HR Tip of The Week: Tips for Balancing Concentration and Collaboration for Remote Workers
How can organizations help remote employees stay focused and collaborate with team members via apps? Here are some suggestions:
1. Audit your apps. Complete an analysis of the platforms, apps and systems your organization is currently using, said Kerry Wekelo, chief operating officer at financial services firm Actualize Consulting. Make note of the uses for each one to see if there is overlap or unnecessary features that could be eliminated.
2. Cull the (app) herd. Know the difference between support and micromanagement. Overwhelming your team with apps and tools is not a good way to support them, said Jessica Lim, HR manager at MyPerfectResume. In fact, it has the opposite effect.

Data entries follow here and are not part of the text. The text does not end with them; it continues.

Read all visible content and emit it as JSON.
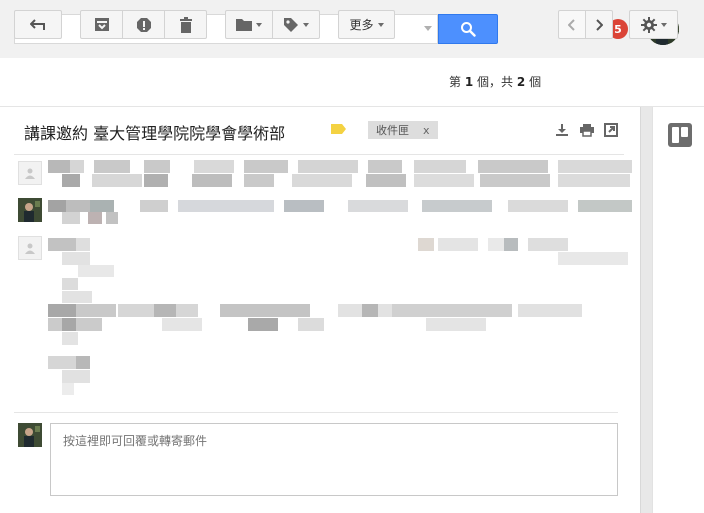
{
  "search": {
    "value": "",
    "placeholder": ""
  },
  "header": {
    "notification_count": "5",
    "icons": [
      "search-icon",
      "apps-grid-icon",
      "account-avatar"
    ]
  },
  "toolbar": {
    "back_icon": "back-arrow-icon",
    "archive_icon": "archive-icon",
    "spam_icon": "report-spam-icon",
    "delete_icon": "trash-icon",
    "move_icon": "folder-icon",
    "labels_icon": "label-icon",
    "more_label": "更多",
    "settings_icon": "gear-icon"
  },
  "pager": {
    "prefix": "第",
    "current": "1",
    "sep": "個，共",
    "total": "2",
    "suffix": "個"
  },
  "thread": {
    "subject": "講課邀約 臺大管理學院院學會學術部",
    "inbox_chip": "收件匣",
    "inbox_chip_close": "x",
    "label_color": "#f4d242",
    "icons": [
      "expand-all-icon",
      "print-icon",
      "open-in-new-window-icon"
    ]
  },
  "reply": {
    "placeholder": "按這裡即可回覆或轉寄郵件"
  },
  "side_panel": {
    "addon_icon": "trello-icon"
  },
  "colors": {
    "accent": "#4d90fe",
    "badge": "#db4437",
    "topbar": "#f1f1f1"
  }
}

Have an open discussion about the number of tools you have in place, ask your team which tools are the most helpful, and remove those that don’t bring any real value.

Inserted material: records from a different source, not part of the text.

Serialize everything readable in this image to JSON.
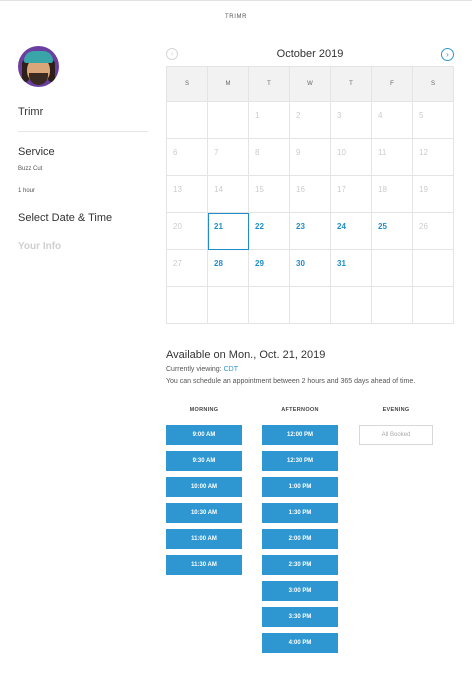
{
  "header": {
    "brand": "TRIMR"
  },
  "sidebar": {
    "business_name": "Trimr",
    "service_heading": "Service",
    "service_name": "Buzz Cut",
    "service_duration": "1 hour",
    "step_date_time": "Select Date & Time",
    "step_your_info": "Your Info"
  },
  "calendar": {
    "title": "October 2019",
    "prev_icon": "chevron-left-icon",
    "next_icon": "chevron-right-icon",
    "weekdays": [
      "S",
      "M",
      "T",
      "W",
      "T",
      "F",
      "S"
    ],
    "weeks": [
      [
        {
          "day": "",
          "state": "empty"
        },
        {
          "day": "",
          "state": "empty"
        },
        {
          "day": "1",
          "state": "past"
        },
        {
          "day": "2",
          "state": "past"
        },
        {
          "day": "3",
          "state": "past"
        },
        {
          "day": "4",
          "state": "past"
        },
        {
          "day": "5",
          "state": "past"
        }
      ],
      [
        {
          "day": "6",
          "state": "past"
        },
        {
          "day": "7",
          "state": "past"
        },
        {
          "day": "8",
          "state": "past"
        },
        {
          "day": "9",
          "state": "past"
        },
        {
          "day": "10",
          "state": "past"
        },
        {
          "day": "11",
          "state": "past"
        },
        {
          "day": "12",
          "state": "past"
        }
      ],
      [
        {
          "day": "13",
          "state": "past"
        },
        {
          "day": "14",
          "state": "past"
        },
        {
          "day": "15",
          "state": "past"
        },
        {
          "day": "16",
          "state": "past"
        },
        {
          "day": "17",
          "state": "past"
        },
        {
          "day": "18",
          "state": "past"
        },
        {
          "day": "19",
          "state": "past"
        }
      ],
      [
        {
          "day": "20",
          "state": "past"
        },
        {
          "day": "21",
          "state": "selected"
        },
        {
          "day": "22",
          "state": "avail"
        },
        {
          "day": "23",
          "state": "avail"
        },
        {
          "day": "24",
          "state": "avail"
        },
        {
          "day": "25",
          "state": "avail"
        },
        {
          "day": "26",
          "state": "past"
        }
      ],
      [
        {
          "day": "27",
          "state": "past"
        },
        {
          "day": "28",
          "state": "avail"
        },
        {
          "day": "29",
          "state": "avail"
        },
        {
          "day": "30",
          "state": "avail"
        },
        {
          "day": "31",
          "state": "avail"
        },
        {
          "day": "",
          "state": "empty"
        },
        {
          "day": "",
          "state": "empty"
        }
      ],
      [
        {
          "day": "",
          "state": "empty"
        },
        {
          "day": "",
          "state": "empty"
        },
        {
          "day": "",
          "state": "empty"
        },
        {
          "day": "",
          "state": "empty"
        },
        {
          "day": "",
          "state": "empty"
        },
        {
          "day": "",
          "state": "empty"
        },
        {
          "day": "",
          "state": "empty"
        }
      ]
    ]
  },
  "availability": {
    "title": "Available on Mon., Oct. 21, 2019",
    "viewing_label": "Currently viewing:",
    "timezone": "CDT",
    "note": "You can schedule an appointment between 2 hours and 365 days ahead of time.",
    "morning_label": "MORNING",
    "afternoon_label": "AFTERNOON",
    "evening_label": "EVENING",
    "morning": [
      "9:00 AM",
      "9:30 AM",
      "10:00 AM",
      "10:30 AM",
      "11:00 AM",
      "11:30 AM"
    ],
    "afternoon": [
      "12:00 PM",
      "12:30 PM",
      "1:00 PM",
      "1:30 PM",
      "2:00 PM",
      "2:30 PM",
      "3:00 PM",
      "3:30 PM",
      "4:00 PM"
    ],
    "evening_status": "All Booked"
  },
  "colors": {
    "accent": "#2e97d1",
    "muted": "#cccccc"
  }
}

3. Turn off the apps (for designated times). Work blocks are one of the most effective strategies for finding the right balance between employee concentration and collaboration, as is leadership communicating the need to be respectful of “do not disturb” time. By blocking off your calendar, you are creating time for uninterrupted work (shutting off the apps), or providing available times for colleagues to schedule meetings with you or for you to be active on whatever collaboration apps you use, said Amy Mosher, chief people officer at human capital management software provider isolved.
4. Consolidate apps/tools. If possible, seek one app that gives everyone access to the same information, eliminates silos so employees can reach and connect with anyone else in the company, creates a channel for collaboration, and integrates all other workplace systems into one hub so employees use a single sign-on for all work communication, Willoughby-Petit said.

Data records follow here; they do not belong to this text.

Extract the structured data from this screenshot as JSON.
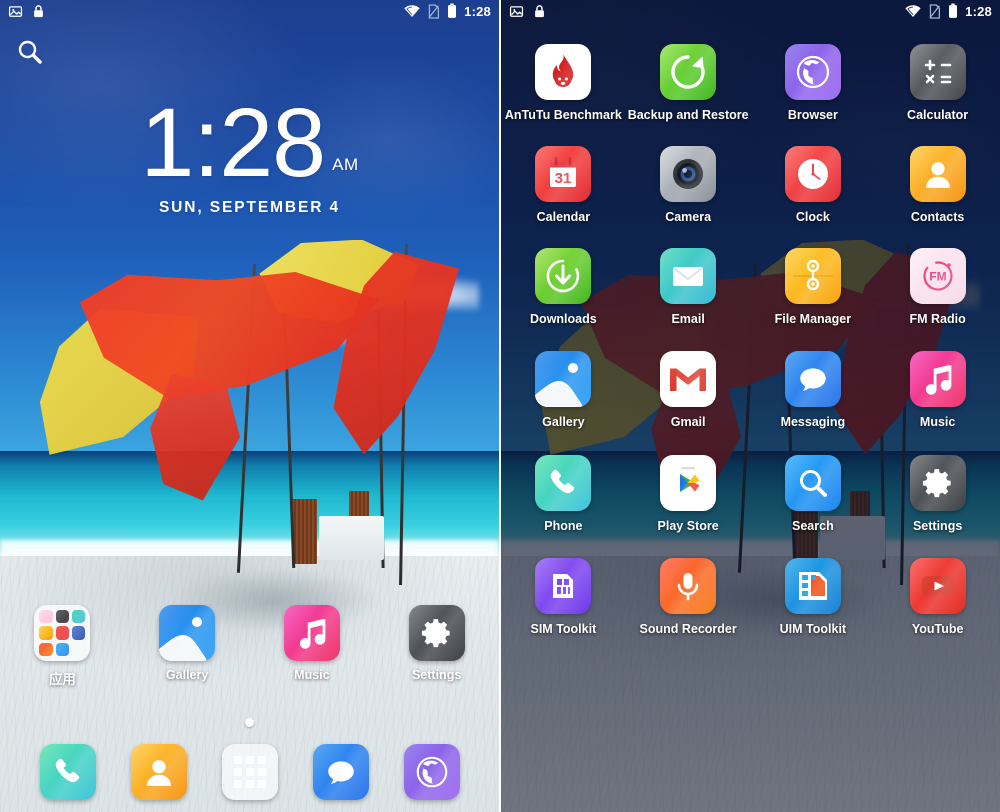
{
  "device": {
    "status_bar": {
      "icons_left": [
        "screenshot-icon",
        "lock-icon"
      ],
      "icons_right": [
        "wifi-icon",
        "sim-off-icon",
        "battery-icon"
      ],
      "time": "1:28"
    }
  },
  "left_screen": {
    "name": "home-screen",
    "search_icon": "search-icon",
    "clock": {
      "time": "1:28",
      "ampm": "AM",
      "date": "SUN, SEPTEMBER 4"
    },
    "home_icons": [
      {
        "label": "应用",
        "icon": "folder-icon",
        "is_folder": true
      },
      {
        "label": "Gallery",
        "icon": "gallery-icon"
      },
      {
        "label": "Music",
        "icon": "music-icon"
      },
      {
        "label": "Settings",
        "icon": "settings-icon"
      }
    ],
    "page_indicator": {
      "pages": 1,
      "current": 1
    },
    "dock": [
      {
        "label": "Phone",
        "icon": "phone-icon"
      },
      {
        "label": "Contacts",
        "icon": "contacts-icon"
      },
      {
        "label": "App Drawer",
        "icon": "app-drawer-icon"
      },
      {
        "label": "Messaging",
        "icon": "messaging-icon"
      },
      {
        "label": "Browser",
        "icon": "browser-icon"
      }
    ]
  },
  "right_screen": {
    "name": "app-drawer",
    "apps": [
      {
        "label": "AnTuTu Benchmark",
        "icon": "antutu-icon"
      },
      {
        "label": "Backup and Restore",
        "icon": "backup-restore-icon"
      },
      {
        "label": "Browser",
        "icon": "browser-icon"
      },
      {
        "label": "Calculator",
        "icon": "calculator-icon"
      },
      {
        "label": "Calendar",
        "icon": "calendar-icon"
      },
      {
        "label": "Camera",
        "icon": "camera-icon"
      },
      {
        "label": "Clock",
        "icon": "clock-icon"
      },
      {
        "label": "Contacts",
        "icon": "contacts-icon"
      },
      {
        "label": "Downloads",
        "icon": "downloads-icon"
      },
      {
        "label": "Email",
        "icon": "email-icon"
      },
      {
        "label": "File Manager",
        "icon": "file-manager-icon"
      },
      {
        "label": "FM Radio",
        "icon": "fm-radio-icon"
      },
      {
        "label": "Gallery",
        "icon": "gallery-icon"
      },
      {
        "label": "Gmail",
        "icon": "gmail-icon"
      },
      {
        "label": "Messaging",
        "icon": "messaging-icon"
      },
      {
        "label": "Music",
        "icon": "music-icon"
      },
      {
        "label": "Phone",
        "icon": "phone-icon"
      },
      {
        "label": "Play Store",
        "icon": "play-store-icon"
      },
      {
        "label": "Search",
        "icon": "search-icon"
      },
      {
        "label": "Settings",
        "icon": "settings-icon"
      },
      {
        "label": "SIM Toolkit",
        "icon": "sim-toolkit-icon"
      },
      {
        "label": "Sound Recorder",
        "icon": "sound-recorder-icon"
      },
      {
        "label": "UIM Toolkit",
        "icon": "uim-toolkit-icon"
      },
      {
        "label": "YouTube",
        "icon": "youtube-icon"
      }
    ]
  },
  "colors": {
    "sky_blue": "#1f62bd",
    "sea_teal": "#1db7cf",
    "sand": "#e2e9ec",
    "fabric_red": "#e8341f",
    "fabric_yellow": "#efd23a",
    "drawer_scrim": "#060e22",
    "status_text": "#ffffff"
  }
}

5. Leverage asynchronous video communication. Sending asynchronous communication (like e-mail or text) enables the recipients to access it whenever they choose, said Sean Gorman, chief operating officer at video management system Panopto. Recorded meetings and on-demand video are effective options when real-time communication isn’t necessary or possible and written correspondence isn’t enough to communicate messages clearly and efficiently. Although employees may still need real-time solutions for remote communication, asynchronous solutions allow employees to plan their workday and focus more deeply on work.
6. Close the trust gap. If a manager is pinging an employee and then not hearing back, the manager might assume the employee is slacking off, said Karen Mangia, author of Working from Home: Making the New Normal Work for You (Wiley, 2020). Consider using a collaboration platform where an employee can alert team members and his manager that he is going to take 90 minutes to immerse himself in a task.